- [Try it]:
Quote the whole listing word for word. Do not include the pictures.

★ ★ ★ ★ ★

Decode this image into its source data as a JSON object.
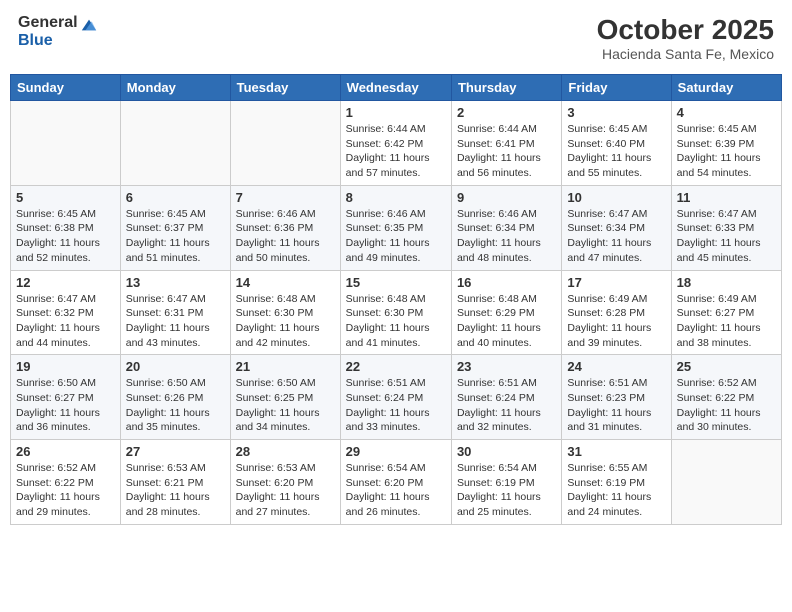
{
  "header": {
    "logo": {
      "general": "General",
      "blue": "Blue"
    },
    "month": "October 2025",
    "location": "Hacienda Santa Fe, Mexico"
  },
  "weekdays": [
    "Sunday",
    "Monday",
    "Tuesday",
    "Wednesday",
    "Thursday",
    "Friday",
    "Saturday"
  ],
  "weeks": [
    [
      {
        "day": "",
        "info": ""
      },
      {
        "day": "",
        "info": ""
      },
      {
        "day": "",
        "info": ""
      },
      {
        "day": "1",
        "info": "Sunrise: 6:44 AM\nSunset: 6:42 PM\nDaylight: 11 hours\nand 57 minutes."
      },
      {
        "day": "2",
        "info": "Sunrise: 6:44 AM\nSunset: 6:41 PM\nDaylight: 11 hours\nand 56 minutes."
      },
      {
        "day": "3",
        "info": "Sunrise: 6:45 AM\nSunset: 6:40 PM\nDaylight: 11 hours\nand 55 minutes."
      },
      {
        "day": "4",
        "info": "Sunrise: 6:45 AM\nSunset: 6:39 PM\nDaylight: 11 hours\nand 54 minutes."
      }
    ],
    [
      {
        "day": "5",
        "info": "Sunrise: 6:45 AM\nSunset: 6:38 PM\nDaylight: 11 hours\nand 52 minutes."
      },
      {
        "day": "6",
        "info": "Sunrise: 6:45 AM\nSunset: 6:37 PM\nDaylight: 11 hours\nand 51 minutes."
      },
      {
        "day": "7",
        "info": "Sunrise: 6:46 AM\nSunset: 6:36 PM\nDaylight: 11 hours\nand 50 minutes."
      },
      {
        "day": "8",
        "info": "Sunrise: 6:46 AM\nSunset: 6:35 PM\nDaylight: 11 hours\nand 49 minutes."
      },
      {
        "day": "9",
        "info": "Sunrise: 6:46 AM\nSunset: 6:34 PM\nDaylight: 11 hours\nand 48 minutes."
      },
      {
        "day": "10",
        "info": "Sunrise: 6:47 AM\nSunset: 6:34 PM\nDaylight: 11 hours\nand 47 minutes."
      },
      {
        "day": "11",
        "info": "Sunrise: 6:47 AM\nSunset: 6:33 PM\nDaylight: 11 hours\nand 45 minutes."
      }
    ],
    [
      {
        "day": "12",
        "info": "Sunrise: 6:47 AM\nSunset: 6:32 PM\nDaylight: 11 hours\nand 44 minutes."
      },
      {
        "day": "13",
        "info": "Sunrise: 6:47 AM\nSunset: 6:31 PM\nDaylight: 11 hours\nand 43 minutes."
      },
      {
        "day": "14",
        "info": "Sunrise: 6:48 AM\nSunset: 6:30 PM\nDaylight: 11 hours\nand 42 minutes."
      },
      {
        "day": "15",
        "info": "Sunrise: 6:48 AM\nSunset: 6:30 PM\nDaylight: 11 hours\nand 41 minutes."
      },
      {
        "day": "16",
        "info": "Sunrise: 6:48 AM\nSunset: 6:29 PM\nDaylight: 11 hours\nand 40 minutes."
      },
      {
        "day": "17",
        "info": "Sunrise: 6:49 AM\nSunset: 6:28 PM\nDaylight: 11 hours\nand 39 minutes."
      },
      {
        "day": "18",
        "info": "Sunrise: 6:49 AM\nSunset: 6:27 PM\nDaylight: 11 hours\nand 38 minutes."
      }
    ],
    [
      {
        "day": "19",
        "info": "Sunrise: 6:50 AM\nSunset: 6:27 PM\nDaylight: 11 hours\nand 36 minutes."
      },
      {
        "day": "20",
        "info": "Sunrise: 6:50 AM\nSunset: 6:26 PM\nDaylight: 11 hours\nand 35 minutes."
      },
      {
        "day": "21",
        "info": "Sunrise: 6:50 AM\nSunset: 6:25 PM\nDaylight: 11 hours\nand 34 minutes."
      },
      {
        "day": "22",
        "info": "Sunrise: 6:51 AM\nSunset: 6:24 PM\nDaylight: 11 hours\nand 33 minutes."
      },
      {
        "day": "23",
        "info": "Sunrise: 6:51 AM\nSunset: 6:24 PM\nDaylight: 11 hours\nand 32 minutes."
      },
      {
        "day": "24",
        "info": "Sunrise: 6:51 AM\nSunset: 6:23 PM\nDaylight: 11 hours\nand 31 minutes."
      },
      {
        "day": "25",
        "info": "Sunrise: 6:52 AM\nSunset: 6:22 PM\nDaylight: 11 hours\nand 30 minutes."
      }
    ],
    [
      {
        "day": "26",
        "info": "Sunrise: 6:52 AM\nSunset: 6:22 PM\nDaylight: 11 hours\nand 29 minutes."
      },
      {
        "day": "27",
        "info": "Sunrise: 6:53 AM\nSunset: 6:21 PM\nDaylight: 11 hours\nand 28 minutes."
      },
      {
        "day": "28",
        "info": "Sunrise: 6:53 AM\nSunset: 6:20 PM\nDaylight: 11 hours\nand 27 minutes."
      },
      {
        "day": "29",
        "info": "Sunrise: 6:54 AM\nSunset: 6:20 PM\nDaylight: 11 hours\nand 26 minutes."
      },
      {
        "day": "30",
        "info": "Sunrise: 6:54 AM\nSunset: 6:19 PM\nDaylight: 11 hours\nand 25 minutes."
      },
      {
        "day": "31",
        "info": "Sunrise: 6:55 AM\nSunset: 6:19 PM\nDaylight: 11 hours\nand 24 minutes."
      },
      {
        "day": "",
        "info": ""
      }
    ]
  ]
}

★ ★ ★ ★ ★

- [Solved problem]:
Decode this image into its source data as a JSON object.
{
  "header": {
    "logo": {
      "general": "General",
      "blue": "Blue"
    },
    "month": "October 2025",
    "location": "Hacienda Santa Fe, Mexico"
  },
  "weekdays": [
    "Sunday",
    "Monday",
    "Tuesday",
    "Wednesday",
    "Thursday",
    "Friday",
    "Saturday"
  ],
  "weeks": [
    [
      {
        "day": "",
        "info": ""
      },
      {
        "day": "",
        "info": ""
      },
      {
        "day": "",
        "info": ""
      },
      {
        "day": "1",
        "info": "Sunrise: 6:44 AM\nSunset: 6:42 PM\nDaylight: 11 hours\nand 57 minutes."
      },
      {
        "day": "2",
        "info": "Sunrise: 6:44 AM\nSunset: 6:41 PM\nDaylight: 11 hours\nand 56 minutes."
      },
      {
        "day": "3",
        "info": "Sunrise: 6:45 AM\nSunset: 6:40 PM\nDaylight: 11 hours\nand 55 minutes."
      },
      {
        "day": "4",
        "info": "Sunrise: 6:45 AM\nSunset: 6:39 PM\nDaylight: 11 hours\nand 54 minutes."
      }
    ],
    [
      {
        "day": "5",
        "info": "Sunrise: 6:45 AM\nSunset: 6:38 PM\nDaylight: 11 hours\nand 52 minutes."
      },
      {
        "day": "6",
        "info": "Sunrise: 6:45 AM\nSunset: 6:37 PM\nDaylight: 11 hours\nand 51 minutes."
      },
      {
        "day": "7",
        "info": "Sunrise: 6:46 AM\nSunset: 6:36 PM\nDaylight: 11 hours\nand 50 minutes."
      },
      {
        "day": "8",
        "info": "Sunrise: 6:46 AM\nSunset: 6:35 PM\nDaylight: 11 hours\nand 49 minutes."
      },
      {
        "day": "9",
        "info": "Sunrise: 6:46 AM\nSunset: 6:34 PM\nDaylight: 11 hours\nand 48 minutes."
      },
      {
        "day": "10",
        "info": "Sunrise: 6:47 AM\nSunset: 6:34 PM\nDaylight: 11 hours\nand 47 minutes."
      },
      {
        "day": "11",
        "info": "Sunrise: 6:47 AM\nSunset: 6:33 PM\nDaylight: 11 hours\nand 45 minutes."
      }
    ],
    [
      {
        "day": "12",
        "info": "Sunrise: 6:47 AM\nSunset: 6:32 PM\nDaylight: 11 hours\nand 44 minutes."
      },
      {
        "day": "13",
        "info": "Sunrise: 6:47 AM\nSunset: 6:31 PM\nDaylight: 11 hours\nand 43 minutes."
      },
      {
        "day": "14",
        "info": "Sunrise: 6:48 AM\nSunset: 6:30 PM\nDaylight: 11 hours\nand 42 minutes."
      },
      {
        "day": "15",
        "info": "Sunrise: 6:48 AM\nSunset: 6:30 PM\nDaylight: 11 hours\nand 41 minutes."
      },
      {
        "day": "16",
        "info": "Sunrise: 6:48 AM\nSunset: 6:29 PM\nDaylight: 11 hours\nand 40 minutes."
      },
      {
        "day": "17",
        "info": "Sunrise: 6:49 AM\nSunset: 6:28 PM\nDaylight: 11 hours\nand 39 minutes."
      },
      {
        "day": "18",
        "info": "Sunrise: 6:49 AM\nSunset: 6:27 PM\nDaylight: 11 hours\nand 38 minutes."
      }
    ],
    [
      {
        "day": "19",
        "info": "Sunrise: 6:50 AM\nSunset: 6:27 PM\nDaylight: 11 hours\nand 36 minutes."
      },
      {
        "day": "20",
        "info": "Sunrise: 6:50 AM\nSunset: 6:26 PM\nDaylight: 11 hours\nand 35 minutes."
      },
      {
        "day": "21",
        "info": "Sunrise: 6:50 AM\nSunset: 6:25 PM\nDaylight: 11 hours\nand 34 minutes."
      },
      {
        "day": "22",
        "info": "Sunrise: 6:51 AM\nSunset: 6:24 PM\nDaylight: 11 hours\nand 33 minutes."
      },
      {
        "day": "23",
        "info": "Sunrise: 6:51 AM\nSunset: 6:24 PM\nDaylight: 11 hours\nand 32 minutes."
      },
      {
        "day": "24",
        "info": "Sunrise: 6:51 AM\nSunset: 6:23 PM\nDaylight: 11 hours\nand 31 minutes."
      },
      {
        "day": "25",
        "info": "Sunrise: 6:52 AM\nSunset: 6:22 PM\nDaylight: 11 hours\nand 30 minutes."
      }
    ],
    [
      {
        "day": "26",
        "info": "Sunrise: 6:52 AM\nSunset: 6:22 PM\nDaylight: 11 hours\nand 29 minutes."
      },
      {
        "day": "27",
        "info": "Sunrise: 6:53 AM\nSunset: 6:21 PM\nDaylight: 11 hours\nand 28 minutes."
      },
      {
        "day": "28",
        "info": "Sunrise: 6:53 AM\nSunset: 6:20 PM\nDaylight: 11 hours\nand 27 minutes."
      },
      {
        "day": "29",
        "info": "Sunrise: 6:54 AM\nSunset: 6:20 PM\nDaylight: 11 hours\nand 26 minutes."
      },
      {
        "day": "30",
        "info": "Sunrise: 6:54 AM\nSunset: 6:19 PM\nDaylight: 11 hours\nand 25 minutes."
      },
      {
        "day": "31",
        "info": "Sunrise: 6:55 AM\nSunset: 6:19 PM\nDaylight: 11 hours\nand 24 minutes."
      },
      {
        "day": "",
        "info": ""
      }
    ]
  ]
}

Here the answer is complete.